Governor Murphy and Commissioner Repollet are proposing new regulations related to student assessment for the upcoming 2018-2019 school year. These regulations will be formally unveiled at the State Board meeting on Wednesday, July 11th.
The first proposed changes which are intended to be implemented quickly and apply to the Class of 2019, include:
- Reducing the number of tests required for high school graduation from six to two. The two tests that will remain are Algebra I and English Language Arts 10;
- Maintaining multiple pathways currently available to show proficiency including the SAT among other available options;
- Ensuring a timely dissemination of assessment results to educators and parents, thereby closing feedback loops; and,
- Allowing for English Language Learners to substitute a NJDOE-approved English language proficiency test in lieu of the current statewide assessment.
Additional changes that the Department will make as part of this initial step that do not require State Board approval include:
- A reduction of the length of assessments across all grades by 25%, returning valuable time to students and educators that should be spent learning, and not on testing
- A reduction in the impact of state assessment results on teacher and principal evaluations.
The changes in the regulations come after a concerted effort by the NJDOE to engage in a “listening tour” to gain as much feedback about the current state assessment from as many stakeholders as possible.
In a press release announcing this proposal, the NJDOE stated that recommendations were collected during a two-month, 21-county tour in which the Commissioner and staff traveled over 5,700 miles, held approximately 75 in-person sessions, three live webinars, and heard from more than 2,300 students, teachers, school administrators, education advocates and community leaders.
In a letter to NJPSA members, Executive Director Pat Wright wrote the following:

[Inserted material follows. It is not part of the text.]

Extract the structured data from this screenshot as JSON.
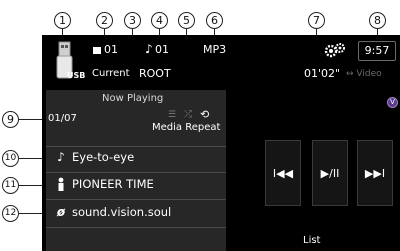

First, I would like to thank Commissioner Repollet for leading these outreach efforts and for following through on his promise to value stakeholder input. I would also like to thank every NJPSA member who provided focused and relevant feedback throughout this process. By serving on committees, answering surveys, joining focus groups, attending the listening tour sessions, speaking up at the Legislative Conference and other meetings and events, you helped shape these proposed regulations.
Last year, NJPSA partnered with NJASA to form joint committees to offer recommendations to the new administration related to both the evaluation process and graduation requirements. A joint letter was sent to then Governor-Elect Murphy making several recommendations for changes in statewide assessments, and we are pleased to note that some of these suggestions are reflected in today’s proposal. I again thank the members of these committees for their collaboration and hard work.
It is important to note that the “listening tour” allowed the NJDOE to capture information not only about both the positive and negative aspects of PARCC, but also about what stakeholders wanted to see in the next generation of state assessments.
The proposed regulations are only the first step in transitioning to the next generation of state assessments. The hard work lies ahead, and we look forward to continuing to collaborate with the DOE as New Jersey moves to develop a fair, rigorous, and meaningful assessment system. NJPSA will ensure that you, our members, have the opportunity for your voice to be heard.
The NJDOE will now launch its second phase of assessment outreach in New Jersey. More information about Phase 2 will be made available over the next few months, so be sure to stay tuned!